ABOUT THIS TASK:
Would you return the data exactly as given, except for its pictures?

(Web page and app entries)
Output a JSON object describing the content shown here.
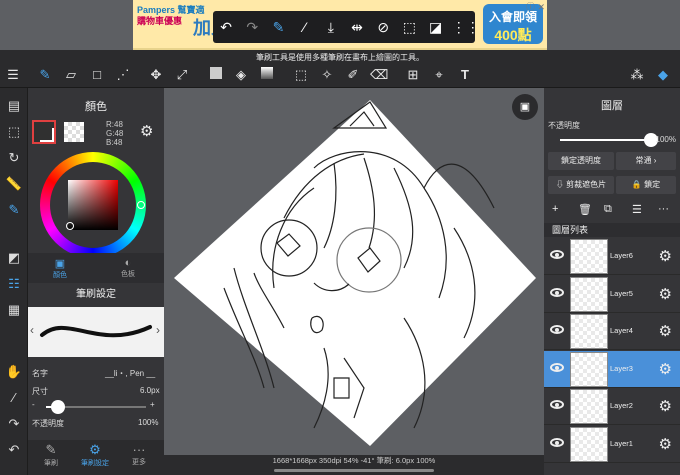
{
  "ad": {
    "brand": "Pampers 幫寶適",
    "sub": "購物車優惠",
    "headline": "加入購物車送點",
    "badge_line1": "入會即領",
    "badge_line2": "400點",
    "close": "ⓘ ✕"
  },
  "tooltip": "筆刷工具是使用多種筆刷在畫布上繪圖的工具。",
  "left_panel": {
    "color_title": "顏色",
    "rgb": [
      "R:48",
      "G:48",
      "B:48"
    ],
    "tab_color": "顏色",
    "tab_palette": "色板",
    "brush_title": "筆刷設定",
    "name_label": "名字",
    "name_value": "__li・, Pen __",
    "size_label": "尺寸",
    "size_value": "6.0px",
    "size_fraction": 0.12,
    "opacity_label": "不透明度",
    "opacity_value": "100%",
    "bottom_tabs": [
      "筆刷",
      "筆刷設定",
      "更多"
    ]
  },
  "status": "1668*1668px 350dpi 54% -41° 筆刷: 6.0px 100%",
  "layers_panel": {
    "title": "圖層",
    "opacity_label": "不透明度",
    "opacity_value": "100%",
    "opacity_fraction": 1.0,
    "lock_alpha": "鎖定透明度",
    "blend_mode": "常通",
    "clipping": "剪裁遮色片",
    "lock": "鎖定",
    "list_title": "圖層列表",
    "layers": [
      {
        "name": "Layer6",
        "selected": false
      },
      {
        "name": "Layer5",
        "selected": false
      },
      {
        "name": "Layer4",
        "selected": false
      },
      {
        "name": "Layer3",
        "selected": true
      },
      {
        "name": "Layer2",
        "selected": false
      },
      {
        "name": "Layer1",
        "selected": false
      }
    ]
  },
  "colors": {
    "accent": "#4a90d9",
    "panel": "#353538",
    "canvas_bg": "#5d5f63"
  }
}
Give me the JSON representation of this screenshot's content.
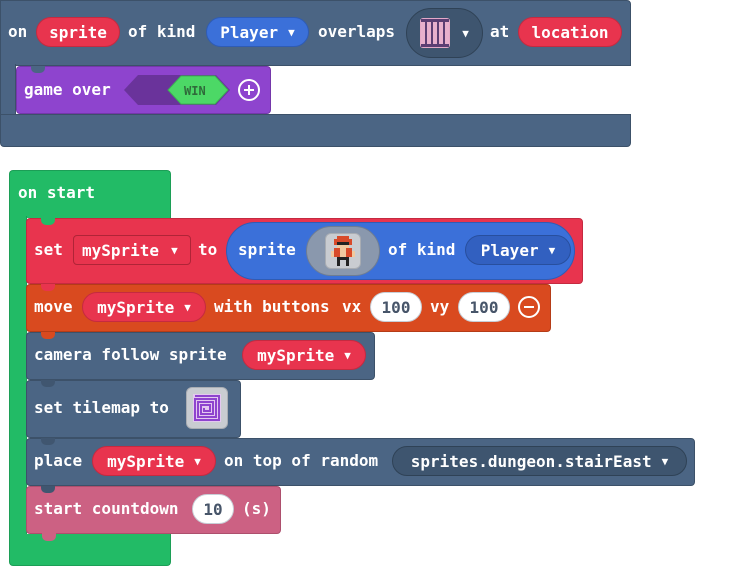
{
  "overlap_block": {
    "on": "on",
    "sprite_var": "sprite",
    "of_kind": "of kind",
    "kind": "Player",
    "overlaps": "overlaps",
    "tile_icon": "tile-icon",
    "at": "at",
    "location_var": "location"
  },
  "game_over_block": {
    "label": "game over",
    "result": "WIN"
  },
  "on_start_block": {
    "label": "on start"
  },
  "set_block": {
    "set": "set",
    "variable": "mySprite",
    "to": "to",
    "sprite": "sprite",
    "sprite_icon": "player-sprite-icon",
    "of_kind": "of kind",
    "kind": "Player"
  },
  "move_block": {
    "move": "move",
    "variable": "mySprite",
    "with_buttons": "with buttons",
    "vx_label": "vx",
    "vx": "100",
    "vy_label": "vy",
    "vy": "100"
  },
  "camera_block": {
    "label": "camera follow sprite",
    "variable": "mySprite"
  },
  "tilemap_block": {
    "label": "set tilemap to",
    "tilemap_icon": "tilemap-icon"
  },
  "place_block": {
    "place": "place",
    "variable": "mySprite",
    "on_top": "on top of random",
    "tile": "sprites.dungeon.stairEast"
  },
  "countdown_block": {
    "label": "start countdown",
    "value": "10",
    "unit": "(s)"
  },
  "colors": {
    "event_slate": "#4b6584",
    "game_purple": "#8e44ce",
    "loops_green": "#22bb66",
    "sprites_red": "#e8344e",
    "controller_orange": "#d94a1f",
    "info_pink": "#cc6183",
    "kind_blue": "#3b70d9"
  }
}
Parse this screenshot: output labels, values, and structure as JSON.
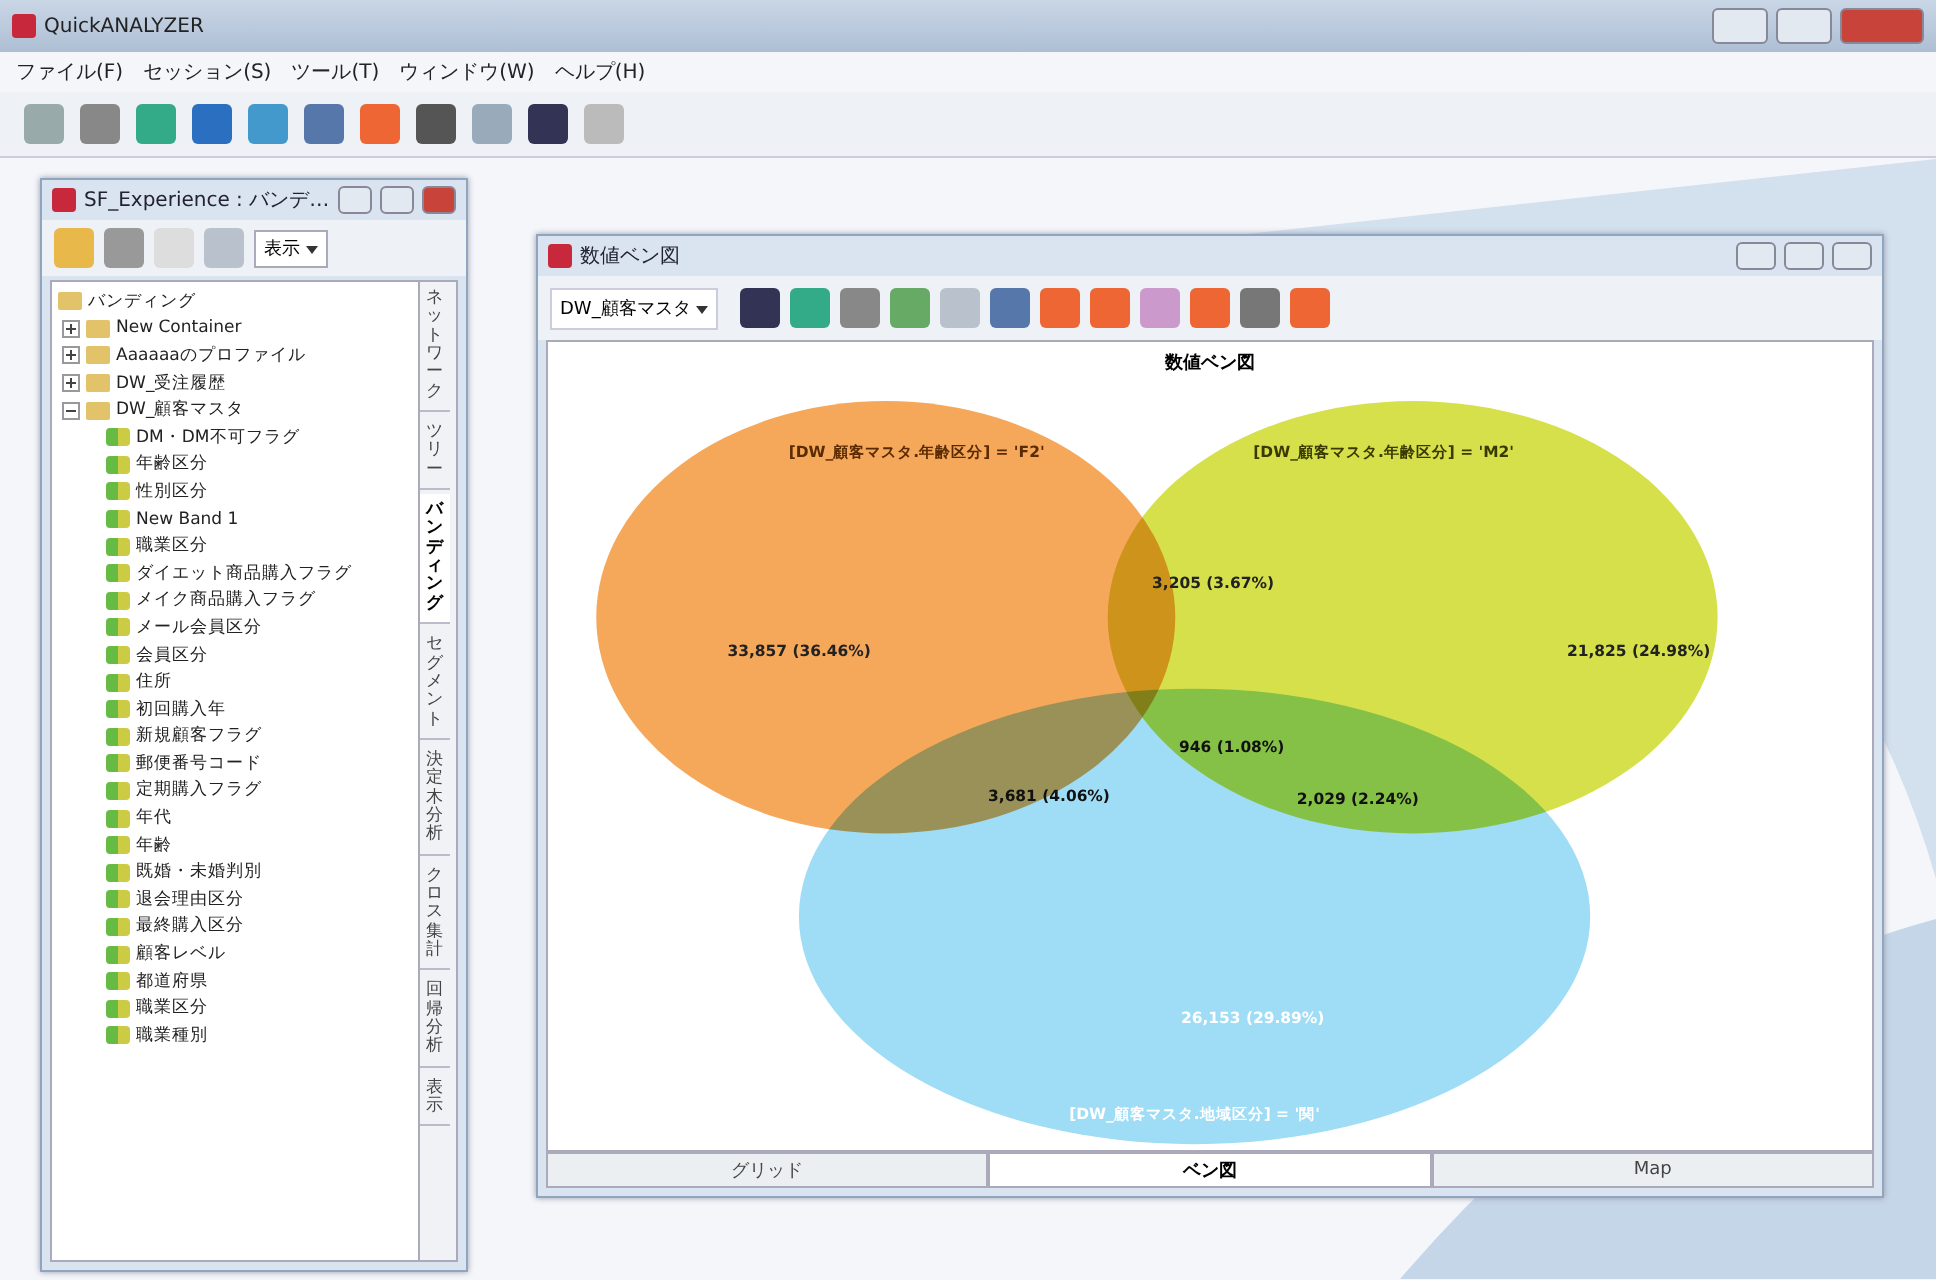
{
  "window": {
    "title": "QuickANALYZER"
  },
  "menu": [
    "ファイル(F)",
    "セッション(S)",
    "ツール(T)",
    "ウィンドウ(W)",
    "ヘルプ(H)"
  ],
  "left_panel": {
    "title": "SF_Experience : バンデ…",
    "view_button": "表示",
    "tree": [
      {
        "label": "バンディング",
        "children": [
          {
            "label": "New Container",
            "expanded": false
          },
          {
            "label": "Aaaaaaのプロファイル",
            "expanded": false
          },
          {
            "label": "DW_受注履歴",
            "expanded": false
          },
          {
            "label": "DW_顧客マスタ",
            "expanded": true,
            "children": [
              {
                "label": "DM・DM不可フラグ"
              },
              {
                "label": "年齢区分"
              },
              {
                "label": "性別区分"
              },
              {
                "label": "New Band 1"
              },
              {
                "label": "職業区分"
              },
              {
                "label": "ダイエット商品購入フラグ"
              },
              {
                "label": "メイク商品購入フラグ"
              },
              {
                "label": "メール会員区分"
              },
              {
                "label": "会員区分"
              },
              {
                "label": "住所"
              },
              {
                "label": "初回購入年"
              },
              {
                "label": "新規顧客フラグ"
              },
              {
                "label": "郵便番号コード"
              },
              {
                "label": "定期購入フラグ"
              },
              {
                "label": "年代"
              },
              {
                "label": "年齢"
              },
              {
                "label": "既婚・未婚判別"
              },
              {
                "label": "退会理由区分"
              },
              {
                "label": "最終購入区分"
              },
              {
                "label": "顧客レベル"
              },
              {
                "label": "都道府県"
              },
              {
                "label": "職業区分"
              },
              {
                "label": "職業種別"
              }
            ]
          }
        ]
      }
    ],
    "side_tabs": [
      {
        "label": "ネットワーク",
        "selected": false
      },
      {
        "label": "ツリー",
        "selected": false
      },
      {
        "label": "バンディング",
        "selected": true
      },
      {
        "label": "セグメント",
        "selected": false
      },
      {
        "label": "決定木分析",
        "selected": false
      },
      {
        "label": "クロス集計",
        "selected": false
      },
      {
        "label": "回帰分析",
        "selected": false
      },
      {
        "label": "表示",
        "selected": false
      }
    ]
  },
  "venn_window": {
    "title": "数値ベン図",
    "source_dropdown": "DW_顧客マスタ",
    "diagram_title": "数値ベン図",
    "sets": [
      {
        "label": "[DW_顧客マスタ.年齢区分] = 'F2'",
        "color": "#f5a85a"
      },
      {
        "label": "[DW_顧客マスタ.年齢区分] = 'M2'",
        "color": "#d6e04a"
      },
      {
        "label": "[DW_顧客マスタ.地域区分] = '関'",
        "color": "#9fdcf5"
      }
    ],
    "regions": [
      {
        "kind": "a",
        "value": "33,857 (36.46%)"
      },
      {
        "kind": "ab",
        "value": "3,205 (3.67%)"
      },
      {
        "kind": "b",
        "value": "21,825 (24.98%)"
      },
      {
        "kind": "ac",
        "value": "3,681 (4.06%)"
      },
      {
        "kind": "abc",
        "value": "946 (1.08%)"
      },
      {
        "kind": "bc",
        "value": "2,029 (2.24%)"
      },
      {
        "kind": "c",
        "value": "26,153 (29.89%)"
      }
    ],
    "tabs": [
      {
        "label": "グリッド",
        "selected": false
      },
      {
        "label": "ベン図",
        "selected": true
      },
      {
        "label": "Map",
        "selected": false
      }
    ]
  }
}
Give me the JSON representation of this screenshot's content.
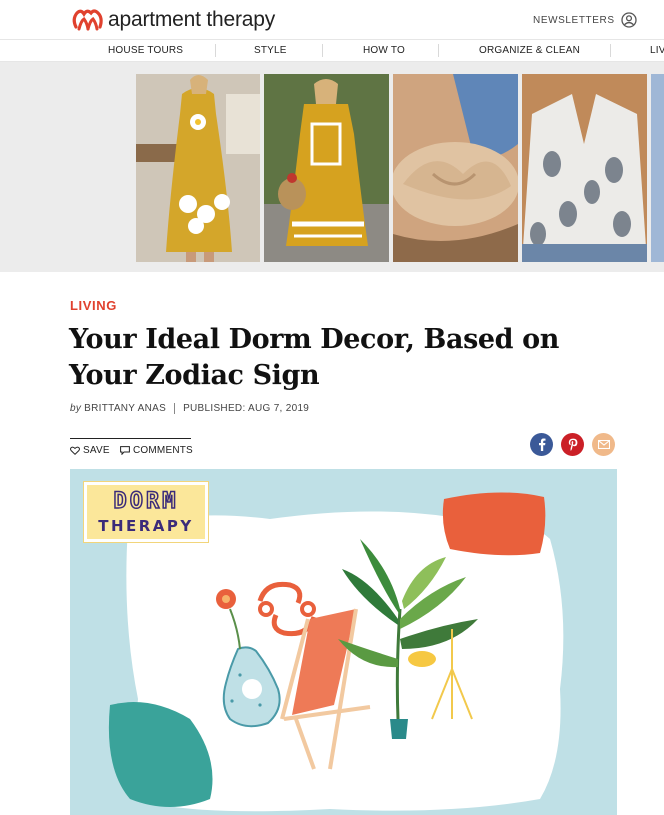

YOUR SOLUTION:
Output a JSON object describing the content shown here.
{
  "ad": {
    "brand": "Pampers 幫寶適",
    "sub": "購物車優惠",
    "headline": "加入購物車送點",
    "badge_line1": "入會即領",
    "badge_line2": "400點",
    "close": "ⓘ ✕"
  },
  "tooltip": "筆刷工具是使用多種筆刷在畫布上繪圖的工具。",
  "left_panel": {
    "color_title": "顏色",
    "rgb": [
      "R:48",
      "G:48",
      "B:48"
    ],
    "tab_color": "顏色",
    "tab_palette": "色板",
    "brush_title": "筆刷設定",
    "name_label": "名字",
    "name_value": "__li・, Pen __",
    "size_label": "尺寸",
    "size_value": "6.0px",
    "size_fraction": 0.12,
    "opacity_label": "不透明度",
    "opacity_value": "100%",
    "bottom_tabs": [
      "筆刷",
      "筆刷設定",
      "更多"
    ]
  },
  "status": "1668*1668px 350dpi 54% -41° 筆刷: 6.0px 100%",
  "layers_panel": {
    "title": "圖層",
    "opacity_label": "不透明度",
    "opacity_value": "100%",
    "opacity_fraction": 1.0,
    "lock_alpha": "鎖定透明度",
    "blend_mode": "常通",
    "clipping": "剪裁遮色片",
    "lock": "鎖定",
    "list_title": "圖層列表",
    "layers": [
      {
        "name": "Layer6",
        "selected": false
      },
      {
        "name": "Layer5",
        "selected": false
      },
      {
        "name": "Layer4",
        "selected": false
      },
      {
        "name": "Layer3",
        "selected": true
      },
      {
        "name": "Layer2",
        "selected": false
      },
      {
        "name": "Layer1",
        "selected": false
      }
    ]
  },
  "colors": {
    "accent": "#4a90d9",
    "panel": "#353538",
    "canvas_bg": "#5d5f63"
  }
}
Give me the JSON representation of this screenshot's content.
{
  "overlap_block": {
    "on": "on",
    "sprite_var": "sprite",
    "of_kind": "of kind",
    "kind": "Player",
    "overlaps": "overlaps",
    "tile_icon": "tile-icon",
    "at": "at",
    "location_var": "location"
  },
  "game_over_block": {
    "label": "game over",
    "result": "WIN"
  },
  "on_start_block": {
    "label": "on start"
  },
  "set_block": {
    "set": "set",
    "variable": "mySprite",
    "to": "to",
    "sprite": "sprite",
    "sprite_icon": "player-sprite-icon",
    "of_kind": "of kind",
    "kind": "Player"
  },
  "move_block": {
    "move": "move",
    "variable": "mySprite",
    "with_buttons": "with buttons",
    "vx_label": "vx",
    "vx": "100",
    "vy_label": "vy",
    "vy": "100"
  },
  "camera_block": {
    "label": "camera follow sprite",
    "variable": "mySprite"
  },
  "tilemap_block": {
    "label": "set tilemap to",
    "tilemap_icon": "tilemap-icon"
  },
  "place_block": {
    "place": "place",
    "variable": "mySprite",
    "on_top": "on top of random",
    "tile": "sprites.dungeon.stairEast"
  },
  "countdown_block": {
    "label": "start countdown",
    "value": "10",
    "unit": "(s)"
  },
  "colors": {
    "event_slate": "#4b6584",
    "game_purple": "#8e44ce",
    "loops_green": "#22bb66",
    "sprites_red": "#e8344e",
    "controller_orange": "#d94a1f",
    "info_pink": "#cc6183",
    "kind_blue": "#3b70d9"
  }
}
Parse this screenshot: output labels, values, and structure as JSON.
{
  "window": {
    "title": "QuickANALYZER"
  },
  "menu": [
    "ファイル(F)",
    "セッション(S)",
    "ツール(T)",
    "ウィンドウ(W)",
    "ヘルプ(H)"
  ],
  "left_panel": {
    "title": "SF_Experience : バンデ…",
    "view_button": "表示",
    "tree": [
      {
        "label": "バンディング",
        "children": [
          {
            "label": "New Container",
            "expanded": false
          },
          {
            "label": "Aaaaaaのプロファイル",
            "expanded": false
          },
          {
            "label": "DW_受注履歴",
            "expanded": false
          },
          {
            "label": "DW_顧客マスタ",
            "expanded": true,
            "children": [
              {
                "label": "DM・DM不可フラグ"
              },
              {
                "label": "年齢区分"
              },
              {
                "label": "性別区分"
              },
              {
                "label": "New Band 1"
              },
              {
                "label": "職業区分"
              },
              {
                "label": "ダイエット商品購入フラグ"
              },
              {
                "label": "メイク商品購入フラグ"
              },
              {
                "label": "メール会員区分"
              },
              {
                "label": "会員区分"
              },
              {
                "label": "住所"
              },
              {
                "label": "初回購入年"
              },
              {
                "label": "新規顧客フラグ"
              },
              {
                "label": "郵便番号コード"
              },
              {
                "label": "定期購入フラグ"
              },
              {
                "label": "年代"
              },
              {
                "label": "年齢"
              },
              {
                "label": "既婚・未婚判別"
              },
              {
                "label": "退会理由区分"
              },
              {
                "label": "最終購入区分"
              },
              {
                "label": "顧客レベル"
              },
              {
                "label": "都道府県"
              },
              {
                "label": "職業区分"
              },
              {
                "label": "職業種別"
              }
            ]
          }
        ]
      }
    ],
    "side_tabs": [
      {
        "label": "ネットワーク",
        "selected": false
      },
      {
        "label": "ツリー",
        "selected": false
      },
      {
        "label": "バンディング",
        "selected": true
      },
      {
        "label": "セグメント",
        "selected": false
      },
      {
        "label": "決定木分析",
        "selected": false
      },
      {
        "label": "クロス集計",
        "selected": false
      },
      {
        "label": "回帰分析",
        "selected": false
      },
      {
        "label": "表示",
        "selected": false
      }
    ]
  },
  "venn_window": {
    "title": "数値ベン図",
    "source_dropdown": "DW_顧客マスタ",
    "diagram_title": "数値ベン図",
    "sets": [
      {
        "label": "[DW_顧客マスタ.年齢区分] = 'F2'",
        "color": "#f5a85a"
      },
      {
        "label": "[DW_顧客マスタ.年齢区分] = 'M2'",
        "color": "#d6e04a"
      },
      {
        "label": "[DW_顧客マスタ.地域区分] = '関'",
        "color": "#9fdcf5"
      }
    ],
    "regions": [
      {
        "kind": "a",
        "value": "33,857 (36.46%)"
      },
      {
        "kind": "ab",
        "value": "3,205 (3.67%)"
      },
      {
        "kind": "b",
        "value": "21,825 (24.98%)"
      },
      {
        "kind": "ac",
        "value": "3,681 (4.06%)"
      },
      {
        "kind": "abc",
        "value": "946 (1.08%)"
      },
      {
        "kind": "bc",
        "value": "2,029 (2.24%)"
      },
      {
        "kind": "c",
        "value": "26,153 (29.89%)"
      }
    ],
    "tabs": [
      {
        "label": "グリッド",
        "selected": false
      },
      {
        "label": "ベン図",
        "selected": true
      },
      {
        "label": "Map",
        "selected": false
      }
    ]
  }
}
Give me the JSON representation of this screenshot's content.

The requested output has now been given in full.